WASHINGTON – Maryland congressional hopefuls already have almost $2.7 million in the bank for the 2000 campaign, all but $107,000 of which is in the hands of incumbents.
In the first six months of the year, Maryland’s eight House members raised $1.15 million, according to reports filed with the Federal Election Commission last month.
Rep. Steny Hoyer, D-Mechanicsville, raised and spent the most, collecting $330,928 so far this year and spending $132,714. He had $667,592 on hand at the end of June.
Hoyer was trailed closely by Rep. Robert Ehrlich, R-Timonium, who brought in $323,270 and spent $111,273. He had $530,081 in the bank with 16 months until the election.
Rep. Wayne Gilchrest, R-Kennedyville, raised the least among incumbents in the state, $6,797, and had the lowest bank balance, at $53,082.
But political scientist Lawrence Rothenberg of the University of Rochester said it is too early to count winners and losers based on bank accounts.
“At this point, you shouldn’t focus that much on what the candidates have in the bank,” Rothenberg said.
“Once a candidate has enough money to run a credible House race, it’s not clear that the extra money makes that much difference at the margin in terms of predicting election outcomes,” he said.
Despite Hoyer’s considerable bankroll this early in the campaign, Republicans view him as vulnerable in his largely conservative Southern Maryland district.
Whatever Hoyer’s fund-raising skills, “he still has to run on his record,” said Maryland Republican Party Executive Director Paul Ellington. He said Hoyer is “out of sync” with constituents on matters such as IRS reform and the proposed amendment against flag burning.
Ellington said 1998 GOP nominee Bob Ostrom “ran a credible race (against Hoyer) last time. If you look at the demographics and the voter registrations, you see that this should be a Republican district.”
But Hoyer spokeswoman Deborah Dejong minimized the threat to Hoyer’s re- election.
“It must have been hard for them to say that [Hoyer is vulnerable] with a straight face,” she said, noting that Hoyer beat Ostrom 2-to-1.
“The wide margin of victory … reflects the congressman’s ability to represent a conservative district,” Dejong said.
Dejong defended Hoyer’s fund raising as “a reflection of the campaign system nationwide; it’s what is necessary to operate a serious campaign. You have to raise money early to remain competitive.”
Ostrom raised $250,484 for the 1998 race, compared to Hoyer’s $1.13 million.
Ehrlich’s funds could be used for a re-election bid or they could be the basis of a more costly run for Senate or for governor, all of which he is considering, aides say.
“All of these options require money, and to pursue any of them, fund raising has to be aggressive and successful,” said Ehrlich campaign spokesman Paul Shurick.

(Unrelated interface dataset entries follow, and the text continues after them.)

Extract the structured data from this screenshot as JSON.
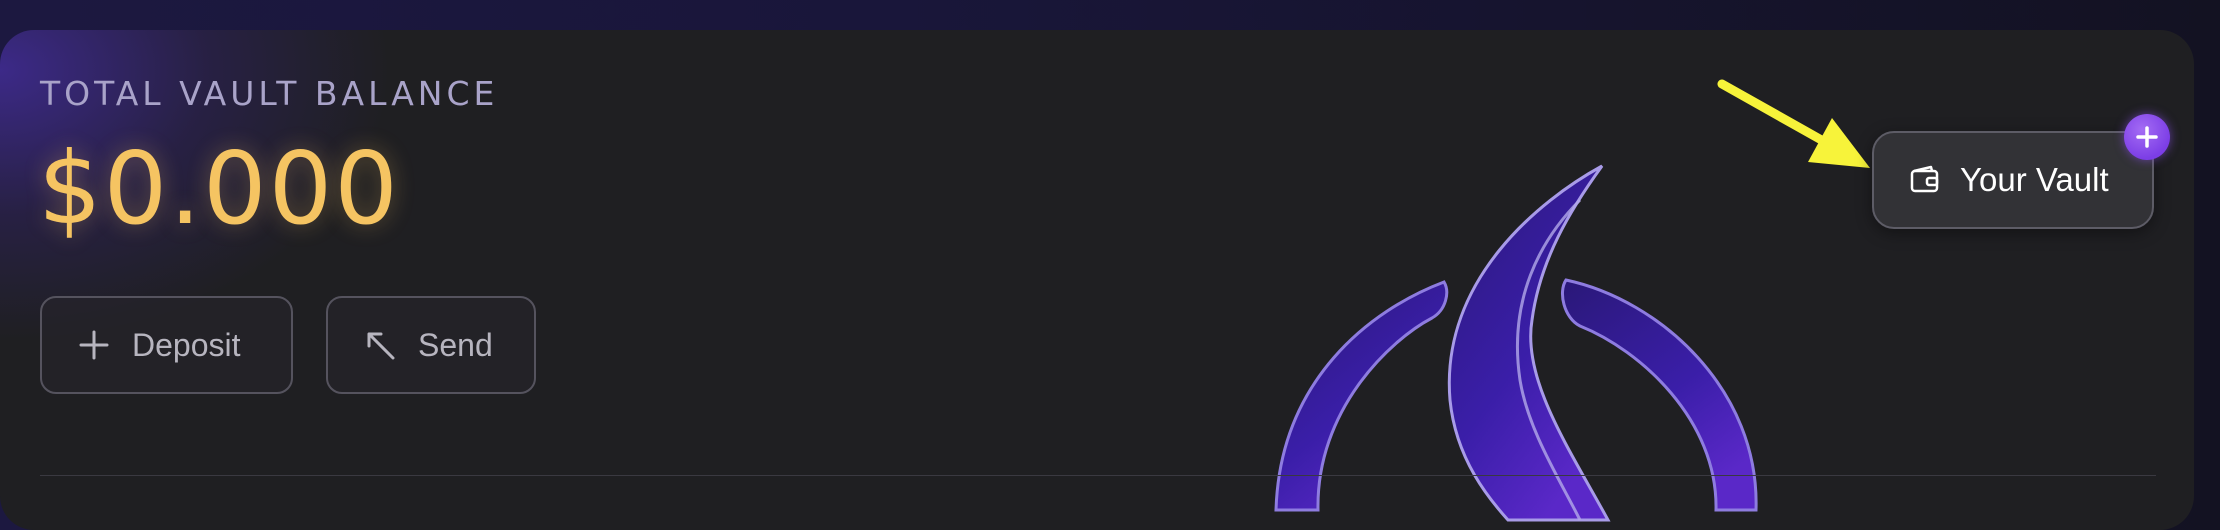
{
  "vault": {
    "title": "TOTAL VAULT BALANCE",
    "balance": "$0.000",
    "actions": {
      "deposit_label": "Deposit",
      "send_label": "Send"
    },
    "your_vault_label": "Your Vault"
  },
  "icons": {
    "deposit": "plus-icon",
    "send": "arrow-up-left-icon",
    "your_vault": "wallet-icon",
    "badge": "plus-icon",
    "annotation": "yellow-arrow-icon",
    "brand": "flame-logo"
  },
  "colors": {
    "balance": "#f5c462",
    "card_bg": "#1f1f22",
    "accent_purple": "#7c3ee6",
    "annotation_arrow": "#f7f33a"
  }
}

“Our goal was to raise a half-million by mid-year, and we met and exceeded that goal,” Shurick said.
Should he run for Senate, Ehrlich would likely face Sen. Paul Sarbanes, D- Baltimore, who raised $663,384 in the first half of this year and held $704,639 at the end of June.
The only other race that is at all close in fund-raising is the likely 8th District rematch between Rep. Constance Morella, R-Bethesda, and Democrat Ralph Neas.
Neas spent $810,258 to Morella’s $884,238 in the 1998 race, but he was only able to win 40 percent of the vote against her, the closest of all the congressional campaigns in the state last year.
As of June 30, Neas had raised $122,309, only a few thousand less than Morella, although he ended up with $103,591 in the bank compared to Morella’s $303,850.
In other Maryland congressional districts:
— Rep. Roscoe Bartlett, R-Frederick, had the third-largest bankroll, at $403,001, despite relatively limited receipts of $43,332.
— Rep. Albert Wynn, D-Largo, raised $171,141 and had $275,460 on hand.
— Rep. Benjamin Cardin, D-Baltimore, raised $49,507 and had $250,532 on hand.
— Rep. Elijah Cummings, D-Baltimore, raised $97,895 and ended the period with $201,184 in the bank.